TASK DETAILS
Write out every record again, exactly.

THE DATA
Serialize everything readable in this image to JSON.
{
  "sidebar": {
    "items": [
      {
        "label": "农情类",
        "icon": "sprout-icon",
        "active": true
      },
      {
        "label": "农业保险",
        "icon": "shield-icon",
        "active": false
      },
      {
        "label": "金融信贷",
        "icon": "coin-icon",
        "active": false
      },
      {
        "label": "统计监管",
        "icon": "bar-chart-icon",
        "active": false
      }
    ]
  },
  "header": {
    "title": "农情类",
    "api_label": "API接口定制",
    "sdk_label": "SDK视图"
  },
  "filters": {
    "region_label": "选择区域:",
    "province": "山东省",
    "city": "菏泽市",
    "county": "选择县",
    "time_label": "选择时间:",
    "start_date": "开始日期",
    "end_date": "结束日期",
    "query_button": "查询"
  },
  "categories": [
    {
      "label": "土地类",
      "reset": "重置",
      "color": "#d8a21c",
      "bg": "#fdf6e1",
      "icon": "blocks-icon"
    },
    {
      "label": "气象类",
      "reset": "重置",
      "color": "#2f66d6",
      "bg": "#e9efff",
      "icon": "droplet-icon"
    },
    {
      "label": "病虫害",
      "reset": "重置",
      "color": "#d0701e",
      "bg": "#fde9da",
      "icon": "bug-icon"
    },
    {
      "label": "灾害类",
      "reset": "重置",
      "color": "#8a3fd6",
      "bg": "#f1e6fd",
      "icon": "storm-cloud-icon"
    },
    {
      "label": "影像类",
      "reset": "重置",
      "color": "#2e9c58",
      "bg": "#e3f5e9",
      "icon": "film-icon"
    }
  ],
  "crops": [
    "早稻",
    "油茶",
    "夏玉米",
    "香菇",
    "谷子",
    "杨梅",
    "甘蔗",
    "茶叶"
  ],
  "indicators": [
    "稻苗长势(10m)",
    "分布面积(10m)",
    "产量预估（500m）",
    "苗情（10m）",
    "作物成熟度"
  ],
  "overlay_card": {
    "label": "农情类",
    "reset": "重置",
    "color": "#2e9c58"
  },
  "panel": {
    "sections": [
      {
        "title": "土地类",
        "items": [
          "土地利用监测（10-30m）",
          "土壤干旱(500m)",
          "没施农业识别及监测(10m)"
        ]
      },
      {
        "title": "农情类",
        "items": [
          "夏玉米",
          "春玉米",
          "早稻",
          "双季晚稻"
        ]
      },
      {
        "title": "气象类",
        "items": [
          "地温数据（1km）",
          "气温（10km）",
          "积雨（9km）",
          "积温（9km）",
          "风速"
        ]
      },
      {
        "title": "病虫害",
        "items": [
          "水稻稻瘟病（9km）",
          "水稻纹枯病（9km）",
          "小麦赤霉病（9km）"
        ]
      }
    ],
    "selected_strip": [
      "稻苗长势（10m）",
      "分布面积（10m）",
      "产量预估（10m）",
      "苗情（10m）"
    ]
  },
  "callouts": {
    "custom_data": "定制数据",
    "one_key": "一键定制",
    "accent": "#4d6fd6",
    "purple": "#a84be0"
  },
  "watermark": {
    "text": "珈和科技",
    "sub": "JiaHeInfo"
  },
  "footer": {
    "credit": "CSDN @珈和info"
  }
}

REPLY TO THE EXERCISE
Serialize everything readable in this image to JSON.
{
  "sidebar": {
    "items": [
      {
        "label": "农情类",
        "icon": "sprout-icon",
        "active": true
      },
      {
        "label": "农业保险",
        "icon": "shield-icon",
        "active": false
      },
      {
        "label": "金融信贷",
        "icon": "coin-icon",
        "active": false
      },
      {
        "label": "统计监管",
        "icon": "bar-chart-icon",
        "active": false
      }
    ]
  },
  "header": {
    "title": "农情类",
    "api_label": "API接口定制",
    "sdk_label": "SDK视图"
  },
  "filters": {
    "region_label": "选择区域:",
    "province": "山东省",
    "city": "菏泽市",
    "county": "选择县",
    "time_label": "选择时间:",
    "start_date": "开始日期",
    "end_date": "结束日期",
    "query_button": "查询"
  },
  "categories": [
    {
      "label": "土地类",
      "reset": "重置",
      "color": "#d8a21c",
      "bg": "#fdf6e1",
      "icon": "blocks-icon"
    },
    {
      "label": "气象类",
      "reset": "重置",
      "color": "#2f66d6",
      "bg": "#e9efff",
      "icon": "droplet-icon"
    },
    {
      "label": "病虫害",
      "reset": "重置",
      "color": "#d0701e",
      "bg": "#fde9da",
      "icon": "bug-icon"
    },
    {
      "label": "灾害类",
      "reset": "重置",
      "color": "#8a3fd6",
      "bg": "#f1e6fd",
      "icon": "storm-cloud-icon"
    },
    {
      "label": "影像类",
      "reset": "重置",
      "color": "#2e9c58",
      "bg": "#e3f5e9",
      "icon": "film-icon"
    }
  ],
  "crops": [
    "早稻",
    "油茶",
    "夏玉米",
    "香菇",
    "谷子",
    "杨梅",
    "甘蔗",
    "茶叶"
  ],
  "indicators": [
    "稻苗长势(10m)",
    "分布面积(10m)",
    "产量预估（500m）",
    "苗情（10m）",
    "作物成熟度"
  ],
  "overlay_card": {
    "label": "农情类",
    "reset": "重置",
    "color": "#2e9c58"
  },
  "panel": {
    "sections": [
      {
        "title": "土地类",
        "items": [
          "土地利用监测（10-30m）",
          "土壤干旱(500m)",
          "没施农业识别及监测(10m)"
        ]
      },
      {
        "title": "农情类",
        "items": [
          "夏玉米",
          "春玉米",
          "早稻",
          "双季晚稻"
        ]
      },
      {
        "title": "气象类",
        "items": [
          "地温数据（1km）",
          "气温（10km）",
          "积雨（9km）",
          "积温（9km）",
          "风速"
        ]
      },
      {
        "title": "病虫害",
        "items": [
          "水稻稻瘟病（9km）",
          "水稻纹枯病（9km）",
          "小麦赤霉病（9km）"
        ]
      }
    ],
    "selected_strip": [
      "稻苗长势（10m）",
      "分布面积（10m）",
      "产量预估（10m）",
      "苗情（10m）"
    ]
  },
  "callouts": {
    "custom_data": "定制数据",
    "one_key": "一键定制",
    "accent": "#4d6fd6",
    "purple": "#a84be0"
  },
  "watermark": {
    "text": "珈和科技",
    "sub": "JiaHeInfo"
  },
  "footer": {
    "credit": "CSDN @珈和info"
  }
}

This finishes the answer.